[TASK DETAILS]: An exact retyping of every record is required.

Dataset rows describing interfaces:
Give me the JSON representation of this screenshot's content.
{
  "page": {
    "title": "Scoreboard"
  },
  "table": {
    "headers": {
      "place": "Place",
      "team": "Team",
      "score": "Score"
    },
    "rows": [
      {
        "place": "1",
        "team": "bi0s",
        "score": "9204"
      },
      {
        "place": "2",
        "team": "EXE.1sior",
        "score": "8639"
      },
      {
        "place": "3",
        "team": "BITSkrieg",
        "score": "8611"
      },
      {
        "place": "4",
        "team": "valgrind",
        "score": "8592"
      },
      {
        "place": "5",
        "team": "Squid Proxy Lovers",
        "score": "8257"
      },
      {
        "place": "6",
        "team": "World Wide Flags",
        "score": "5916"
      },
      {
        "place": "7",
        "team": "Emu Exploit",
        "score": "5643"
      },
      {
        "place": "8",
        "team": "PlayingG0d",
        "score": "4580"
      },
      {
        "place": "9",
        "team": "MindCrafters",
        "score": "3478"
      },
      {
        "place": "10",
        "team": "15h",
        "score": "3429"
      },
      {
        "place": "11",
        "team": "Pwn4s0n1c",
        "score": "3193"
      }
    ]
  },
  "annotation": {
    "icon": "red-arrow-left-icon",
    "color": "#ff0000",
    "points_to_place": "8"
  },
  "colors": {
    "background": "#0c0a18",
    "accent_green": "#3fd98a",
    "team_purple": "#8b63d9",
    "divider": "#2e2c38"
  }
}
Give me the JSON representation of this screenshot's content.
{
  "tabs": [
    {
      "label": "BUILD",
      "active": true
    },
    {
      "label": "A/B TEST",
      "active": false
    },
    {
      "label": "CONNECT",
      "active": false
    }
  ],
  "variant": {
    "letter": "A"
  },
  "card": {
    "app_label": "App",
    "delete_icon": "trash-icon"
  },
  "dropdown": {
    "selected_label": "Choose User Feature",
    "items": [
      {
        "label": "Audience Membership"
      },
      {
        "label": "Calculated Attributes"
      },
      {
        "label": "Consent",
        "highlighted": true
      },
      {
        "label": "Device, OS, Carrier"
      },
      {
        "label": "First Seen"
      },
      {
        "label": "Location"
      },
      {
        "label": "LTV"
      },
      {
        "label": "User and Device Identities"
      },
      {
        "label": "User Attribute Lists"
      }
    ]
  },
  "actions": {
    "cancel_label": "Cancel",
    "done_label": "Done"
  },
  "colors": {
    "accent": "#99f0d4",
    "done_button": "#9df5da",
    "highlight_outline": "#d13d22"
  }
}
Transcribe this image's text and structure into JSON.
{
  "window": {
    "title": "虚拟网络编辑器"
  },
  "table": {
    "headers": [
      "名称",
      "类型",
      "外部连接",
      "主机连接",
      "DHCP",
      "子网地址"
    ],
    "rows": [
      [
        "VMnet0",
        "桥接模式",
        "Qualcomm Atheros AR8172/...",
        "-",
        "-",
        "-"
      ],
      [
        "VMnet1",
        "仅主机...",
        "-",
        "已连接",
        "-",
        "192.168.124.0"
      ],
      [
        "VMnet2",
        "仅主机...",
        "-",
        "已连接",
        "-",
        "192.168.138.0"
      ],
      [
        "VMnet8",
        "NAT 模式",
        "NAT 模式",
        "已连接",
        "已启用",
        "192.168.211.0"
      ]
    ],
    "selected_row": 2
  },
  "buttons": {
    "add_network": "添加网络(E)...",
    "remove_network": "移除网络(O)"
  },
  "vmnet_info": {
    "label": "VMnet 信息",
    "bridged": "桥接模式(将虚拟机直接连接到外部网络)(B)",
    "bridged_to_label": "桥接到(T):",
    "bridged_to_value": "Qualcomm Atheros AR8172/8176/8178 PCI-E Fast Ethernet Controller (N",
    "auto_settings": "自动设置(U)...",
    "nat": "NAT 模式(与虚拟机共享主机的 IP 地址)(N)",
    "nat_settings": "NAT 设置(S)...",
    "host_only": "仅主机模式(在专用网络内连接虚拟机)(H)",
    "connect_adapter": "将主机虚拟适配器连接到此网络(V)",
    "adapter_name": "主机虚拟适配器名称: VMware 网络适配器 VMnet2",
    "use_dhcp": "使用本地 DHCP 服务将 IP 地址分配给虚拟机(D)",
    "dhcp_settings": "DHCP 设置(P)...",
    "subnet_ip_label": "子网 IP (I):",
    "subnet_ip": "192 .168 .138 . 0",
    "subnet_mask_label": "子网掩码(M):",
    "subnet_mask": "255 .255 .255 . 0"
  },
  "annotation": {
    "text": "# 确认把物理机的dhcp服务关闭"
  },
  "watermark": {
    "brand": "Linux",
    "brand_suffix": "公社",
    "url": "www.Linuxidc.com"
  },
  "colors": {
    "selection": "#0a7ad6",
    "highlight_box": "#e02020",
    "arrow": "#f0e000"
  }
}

[PROBLEM SOLUTION]:
Give me the JSON representation of this screenshot's content.
{
  "page": {
    "title": "Scoreboard"
  },
  "table": {
    "headers": {
      "place": "Place",
      "team": "Team",
      "score": "Score"
    },
    "rows": [
      {
        "place": "1",
        "team": "bi0s",
        "score": "9204"
      },
      {
        "place": "2",
        "team": "EXE.1sior",
        "score": "8639"
      },
      {
        "place": "3",
        "team": "BITSkrieg",
        "score": "8611"
      },
      {
        "place": "4",
        "team": "valgrind",
        "score": "8592"
      },
      {
        "place": "5",
        "team": "Squid Proxy Lovers",
        "score": "8257"
      },
      {
        "place": "6",
        "team": "World Wide Flags",
        "score": "5916"
      },
      {
        "place": "7",
        "team": "Emu Exploit",
        "score": "5643"
      },
      {
        "place": "8",
        "team": "PlayingG0d",
        "score": "4580"
      },
      {
        "place": "9",
        "team": "MindCrafters",
        "score": "3478"
      },
      {
        "place": "10",
        "team": "15h",
        "score": "3429"
      },
      {
        "place": "11",
        "team": "Pwn4s0n1c",
        "score": "3193"
      }
    ]
  },
  "annotation": {
    "icon": "red-arrow-left-icon",
    "color": "#ff0000",
    "points_to_place": "8"
  },
  "colors": {
    "background": "#0c0a18",
    "accent_green": "#3fd98a",
    "team_purple": "#8b63d9",
    "divider": "#2e2c38"
  }
}
Give me the JSON representation of this screenshot's content.
{
  "tabs": [
    {
      "label": "BUILD",
      "active": true
    },
    {
      "label": "A/B TEST",
      "active": false
    },
    {
      "label": "CONNECT",
      "active": false
    }
  ],
  "variant": {
    "letter": "A"
  },
  "card": {
    "app_label": "App",
    "delete_icon": "trash-icon"
  },
  "dropdown": {
    "selected_label": "Choose User Feature",
    "items": [
      {
        "label": "Audience Membership"
      },
      {
        "label": "Calculated Attributes"
      },
      {
        "label": "Consent",
        "highlighted": true
      },
      {
        "label": "Device, OS, Carrier"
      },
      {
        "label": "First Seen"
      },
      {
        "label": "Location"
      },
      {
        "label": "LTV"
      },
      {
        "label": "User and Device Identities"
      },
      {
        "label": "User Attribute Lists"
      }
    ]
  },
  "actions": {
    "cancel_label": "Cancel",
    "done_label": "Done"
  },
  "colors": {
    "accent": "#99f0d4",
    "done_button": "#9df5da",
    "highlight_outline": "#d13d22"
  }
}
Transcribe this image's text and structure into JSON.
{
  "window": {
    "title": "虚拟网络编辑器"
  },
  "table": {
    "headers": [
      "名称",
      "类型",
      "外部连接",
      "主机连接",
      "DHCP",
      "子网地址"
    ],
    "rows": [
      [
        "VMnet0",
        "桥接模式",
        "Qualcomm Atheros AR8172/...",
        "-",
        "-",
        "-"
      ],
      [
        "VMnet1",
        "仅主机...",
        "-",
        "已连接",
        "-",
        "192.168.124.0"
      ],
      [
        "VMnet2",
        "仅主机...",
        "-",
        "已连接",
        "-",
        "192.168.138.0"
      ],
      [
        "VMnet8",
        "NAT 模式",
        "NAT 模式",
        "已连接",
        "已启用",
        "192.168.211.0"
      ]
    ],
    "selected_row": 2
  },
  "buttons": {
    "add_network": "添加网络(E)...",
    "remove_network": "移除网络(O)"
  },
  "vmnet_info": {
    "label": "VMnet 信息",
    "bridged": "桥接模式(将虚拟机直接连接到外部网络)(B)",
    "bridged_to_label": "桥接到(T):",
    "bridged_to_value": "Qualcomm Atheros AR8172/8176/8178 PCI-E Fast Ethernet Controller (N",
    "auto_settings": "自动设置(U)...",
    "nat": "NAT 模式(与虚拟机共享主机的 IP 地址)(N)",
    "nat_settings": "NAT 设置(S)...",
    "host_only": "仅主机模式(在专用网络内连接虚拟机)(H)",
    "connect_adapter": "将主机虚拟适配器连接到此网络(V)",
    "adapter_name": "主机虚拟适配器名称: VMware 网络适配器 VMnet2",
    "use_dhcp": "使用本地 DHCP 服务将 IP 地址分配给虚拟机(D)",
    "dhcp_settings": "DHCP 设置(P)...",
    "subnet_ip_label": "子网 IP (I):",
    "subnet_ip": "192 .168 .138 . 0",
    "subnet_mask_label": "子网掩码(M):",
    "subnet_mask": "255 .255 .255 . 0"
  },
  "annotation": {
    "text": "# 确认把物理机的dhcp服务关闭"
  },
  "watermark": {
    "brand": "Linux",
    "brand_suffix": "公社",
    "url": "www.Linuxidc.com"
  },
  "colors": {
    "selection": "#0a7ad6",
    "highlight_box": "#e02020",
    "arrow": "#f0e000"
  }
}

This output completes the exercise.